A Daniels MBA degree is helping Memo Trevino succeed in his dream to combine business and environmentalism

Memo Trevino was living in Dallas working in corporate banking, after graduating from Texas A&M University with a degree in finance, when he decided he was ready for a break. He enjoyed Texas and what it had to offer—good food, good people—but he wanted to spend time in the outdoors and have an adventure.

So he and his partner decided to live “the van life” for a while—they got a teardrop trailer and drove all around the West Coast, hiking, backpacking, rock climbing. “All kinds of stuff outside while our bodies are still young,” he explains.

It was on that adventure through the western United States that Trevino was taken by the beauty of the country’s wild places: vast national parks; soaring, snowy peaks; sharp rocks and cliffs. But he also witnessed environmental dangers, from climate impacts to natural disasters.

“I have some vivid memories of driving through Idaho and seeing forest fires, and experiencing how hot it was,” he explains. “Colorado was having fires, and being from Texas, I had experienced so many climate events. That was one of the moments I can think back to where I said, ‘I want to find a way to merge my business background with supporting climate change initiatives and sustainable companies.’”

Shortly after the trip, in 2020, Trevino decided to enroll at the Daniels College of Business so he could pursue a full-time MBA while also getting a crash course in sustainability programming. Since 2016, Daniels has offered sustainability courses; Denver MBA students can also pursue a concentration in sustainability or a graduate certificate in global business and corporate social responsibility.

Memo Trevino

Trevino was inspired by the challenge-based curriculum at Daniels—“one of the best ways I learn is by doing,” he says—and was especially motivated by his global challenge project working for a Denmark-based chocolate licorice company and helping them develop their environmental, social and governance strategy. “I learned a lot from that direct experience—about how efforts can drive stakeholders, what can drive strategy, what is important. It was one project that made the whole MBA experience worth it.”

Trevino isn’t the only person inspired and reaping rewards from DU’s program. The Daniels Denver MBA (DMBA) ranked 10th on Princeton Review’s 2023 list of Best Green MBA programs. The DMBA’s placement is based on student assessments of how well their school is preparing them to face environmental, sustainability and social responsibility issues, and for a career in a green job market.

Daniels’ inclusion on that list is evidence of the college’s commitment to “the topic of business ethics—the feeling that businesses can’t be sustainable if they’re not founded on a good ethical principle,” says Lowell Valencia-Miller, assistant dean of MBA programs at Daniels. That includes a focus on the environment.

Daniels’ green-focused MBA programs are indeed helping to train and inspire its students to work in the green industry, but more than that, they are helping them learn how environmentalism and sustainability fit into business—no matter what industry they choose to work in, Valencia-Miller says.

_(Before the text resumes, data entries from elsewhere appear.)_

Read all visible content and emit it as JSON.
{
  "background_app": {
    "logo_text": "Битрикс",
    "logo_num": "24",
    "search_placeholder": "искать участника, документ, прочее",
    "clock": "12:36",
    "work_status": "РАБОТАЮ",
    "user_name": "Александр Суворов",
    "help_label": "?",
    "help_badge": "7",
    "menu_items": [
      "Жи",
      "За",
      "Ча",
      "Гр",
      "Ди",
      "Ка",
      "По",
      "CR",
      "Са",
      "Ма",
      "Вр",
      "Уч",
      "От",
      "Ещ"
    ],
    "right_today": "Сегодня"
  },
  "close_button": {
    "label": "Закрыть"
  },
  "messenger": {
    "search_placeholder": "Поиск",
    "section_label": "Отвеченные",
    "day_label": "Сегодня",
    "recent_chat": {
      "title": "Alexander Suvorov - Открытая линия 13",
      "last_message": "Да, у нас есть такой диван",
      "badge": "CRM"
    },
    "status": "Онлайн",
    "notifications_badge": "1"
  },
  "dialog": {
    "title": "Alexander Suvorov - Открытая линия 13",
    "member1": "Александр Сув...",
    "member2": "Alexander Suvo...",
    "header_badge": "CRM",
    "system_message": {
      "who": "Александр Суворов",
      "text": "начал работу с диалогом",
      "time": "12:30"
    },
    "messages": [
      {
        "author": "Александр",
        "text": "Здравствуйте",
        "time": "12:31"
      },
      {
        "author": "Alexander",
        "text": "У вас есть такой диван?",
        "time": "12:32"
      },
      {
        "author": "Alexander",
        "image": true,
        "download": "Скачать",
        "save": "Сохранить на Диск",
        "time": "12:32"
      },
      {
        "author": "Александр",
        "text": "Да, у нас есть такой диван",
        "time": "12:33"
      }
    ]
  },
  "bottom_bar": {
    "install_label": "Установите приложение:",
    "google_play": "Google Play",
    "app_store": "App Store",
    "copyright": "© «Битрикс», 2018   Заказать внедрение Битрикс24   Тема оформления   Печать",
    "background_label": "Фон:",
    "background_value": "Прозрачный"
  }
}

“They’re always thinking, ‘How is what I am doing impacting customers, impacting shareholders, and impacting communities in which we serve?,’ regardless of the role they may hold in that company,” he says. “Our success is predicated on the success of our students. Our legacy is what our students can do to change the world.”

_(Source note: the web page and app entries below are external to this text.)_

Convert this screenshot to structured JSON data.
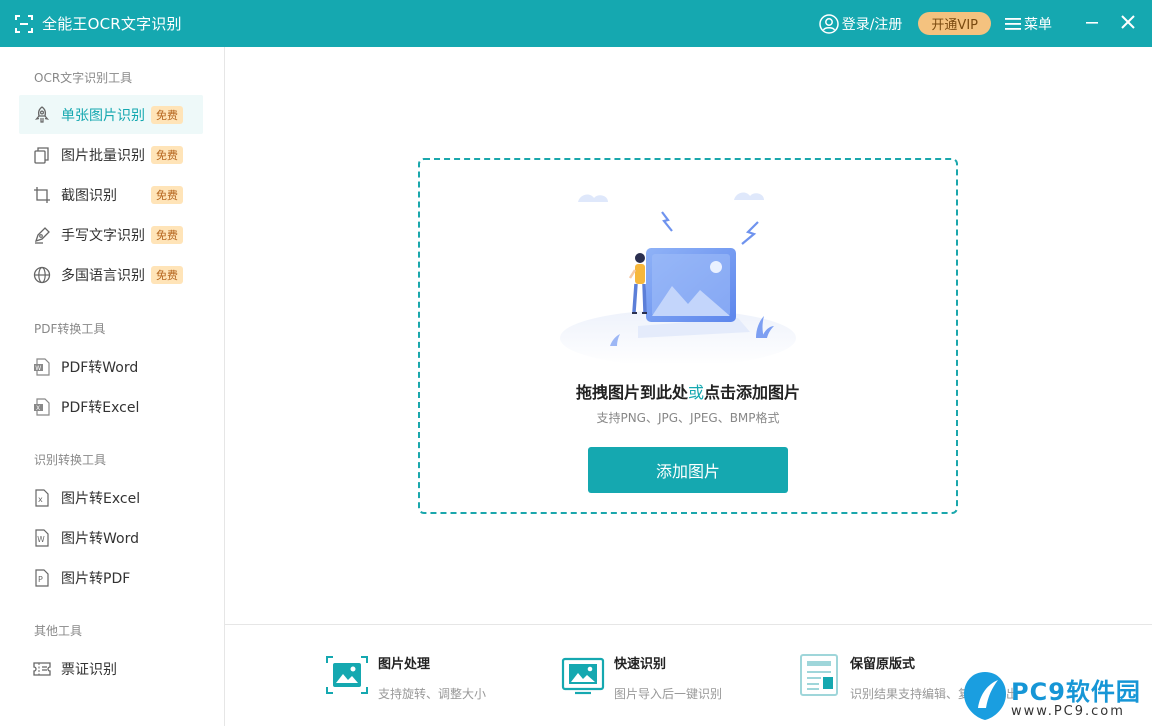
{
  "titlebar": {
    "app_title": "全能王OCR文字识别",
    "login_label": "登录/注册",
    "vip_label": "开通VIP",
    "menu_label": "菜单"
  },
  "sidebar": {
    "groups": [
      {
        "title": "OCR文字识别工具"
      },
      {
        "title": "PDF转换工具"
      },
      {
        "title": "识别转换工具"
      },
      {
        "title": "其他工具"
      }
    ],
    "items": [
      {
        "label": "单张图片识别",
        "badge": "免费",
        "icon": "rocket-icon",
        "active": true
      },
      {
        "label": "图片批量识别",
        "badge": "免费",
        "icon": "copy-icon"
      },
      {
        "label": "截图识别",
        "badge": "免费",
        "icon": "crop-icon"
      },
      {
        "label": "手写文字识别",
        "badge": "免费",
        "icon": "pen-icon"
      },
      {
        "label": "多国语言识别",
        "badge": "免费",
        "icon": "globe-icon"
      },
      {
        "label": "PDF转Word",
        "icon": "word-doc-icon"
      },
      {
        "label": "PDF转Excel",
        "icon": "excel-doc-icon"
      },
      {
        "label": "图片转Excel",
        "icon": "excel-file-icon"
      },
      {
        "label": "图片转Word",
        "icon": "word-file-icon"
      },
      {
        "label": "图片转PDF",
        "icon": "pdf-file-icon"
      },
      {
        "label": "票证识别",
        "icon": "ticket-icon"
      }
    ]
  },
  "dropzone": {
    "title_part1": "拖拽图片到此处",
    "title_or": "或",
    "title_part2": "点击添加图片",
    "subtitle": "支持PNG、JPG、JPEG、BMP格式",
    "button_label": "添加图片"
  },
  "features": [
    {
      "title": "图片处理",
      "desc": "支持旋转、调整大小",
      "icon": "image-edit-icon"
    },
    {
      "title": "快速识别",
      "desc": "图片导入后一键识别",
      "icon": "monitor-image-icon"
    },
    {
      "title": "保留原版式",
      "desc": "识别结果支持编辑、复制、导出",
      "icon": "layout-icon"
    }
  ],
  "watermark": {
    "brand": "PC9软件园",
    "url": "www.PC9.com"
  },
  "colors": {
    "accent": "#15a8b0",
    "vip": "#f4c27f",
    "badge_bg": "#ffe4b8"
  }
}
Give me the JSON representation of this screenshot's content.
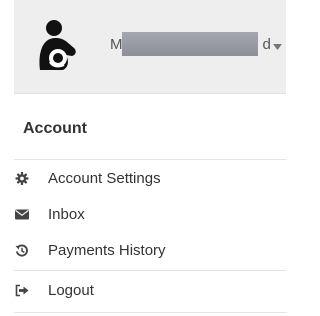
{
  "user": {
    "name_visible_start": "M",
    "name_visible_end": "d",
    "avatar_icon": "breastfeeding-icon",
    "dropdown_icon": "caret-down-icon"
  },
  "menu": {
    "section_title": "Account",
    "items": [
      {
        "label": "Account Settings",
        "icon": "gear-icon"
      },
      {
        "label": "Inbox",
        "icon": "envelope-icon"
      },
      {
        "label": "Payments History",
        "icon": "history-icon"
      },
      {
        "label": "Logout",
        "icon": "logout-icon"
      }
    ]
  },
  "colors": {
    "header_bg": "#eeeeee",
    "text": "#333333",
    "divider": "#e4e4e4"
  }
}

Lowell Valencia-Miller

For his part, Trevino—who graduated from the full-time MBA program with a concentration in sustainability and finance in 2022—found his perfect role post-graduation. He now works as an associate for the finance and operations team at the Clean Energy Buyers Association (CEBA), a membership organization that works with energy customers and providers. He joined CEBA in the summer of 2021 as an intern while completing his MBA.

“Customers want to be able to procure clean energy to meet their goals. What we do is facilitate a lot of conversations, do a lot of research, and provide a lot of education opportunities to support that transition,” he explains. “We are very focused on the customer and making change in the business community.”

The concept of sustainability intertwined with business is growing, both Valencia-Miller and Trevino say.

“A lot of times, when you think about business and capitalism, you think about, ‘How can I get the most with as little as possible?’” Trevino says. “With sustainability it’s, ‘How can I get a lot while also doing it in a way that doesn’t [negatively] affect the environment?’ You have to think about it differently.”

Valencia-Miller points to the growing argument that it’s good business when you are doing right.

“When you treat people well, when you treat your customers well, and when you treat the community well—and that includes the environment—that’s just good business.”

What does Trevino want people to know about sustainability?

“You can’t do everything,” he says. “Not everyone is going to drive an electric vehicle, and you can’t do everything to be perfect in sustainability. But if you try, and you’re cognizant of it, or if you lead initiatives in your company, then that’s a good start.”